The government really wants drugs (from a Buffalo company)
Last month I reported a story about the development of an anti-radiation drug from Cleveland Biolabs (based in Buffalo). The medicine is being eyed as a way to treat victims of a nuclear attack. There are no existing medicines that actually clear radiation out of your blood stream if you’ve been exposed – only ways to reduce exposure.
Interested in its potential use in military and homeland security settings, the Department of Defense sent millions of dollars in grants to the company earlier this decade with the hope that they could capture protection against radiation poisoning in a pill. The resulting formula is known as CBLB502.
Apparently, the military likes what it has seen of 502’s development lately. Cleveland Biolabs was just awarded another $45 million government contract.
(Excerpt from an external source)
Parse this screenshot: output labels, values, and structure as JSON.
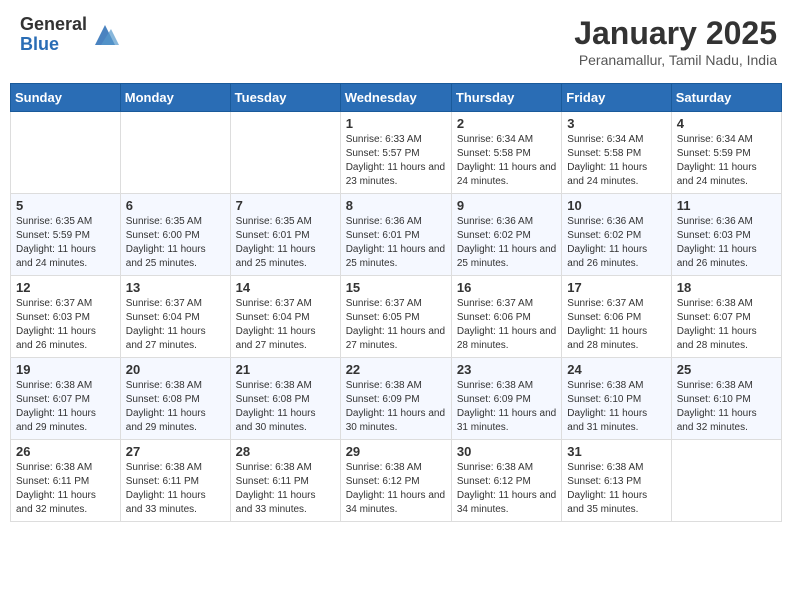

The money will be split two ways. A third of it, or $15 million, will be used to finish developing the medicine and its application process with the Food and Drug Administration. 502 is currently in the later stages of clinical trials. According to the limited amount Cleveland Biolabs has said about the trials (scroll halfway down the page), side effects have been “largely mild or moderate.” Flu-like symptoms were the most common side-effect. And those, on average, went away within two to four hours, according to Cleveland Biolabs.
According to media reports, the rest of the contract ($30 million) could be used for tens of thousands of doses (37,500 to be exact) of the drug. The military apparently wants to start stockpiling the medicine as soon as (they’re assuming) it’s approved by the Food and Drug Administration. Cleveland Biolabs officials have said studies by the Pentagon show a few million doses could be needed. If this happens, the company would be responsible for providing that medicine. They would then need to acquire Scrooge McDuck-like money storage room.
For my money, you don’t get $45 million from the government if there’s not a better-than-average chance of getting approved by the FDA. While no medicine is a slam dunk in the FDA’s approval process, news like this gives the impression the medicine has a bright future, even though it has not yet leaped the biggest hurdles in its way (the years-long FDA application process).
The company has been developing the medicine for close to eight years already. This announcement signals the beginning of a transition away from testing and toward production. The company says FDA approval could come in as little as two years. Earlier this summer, 502 was awarded “fast track” status to speed up the review process.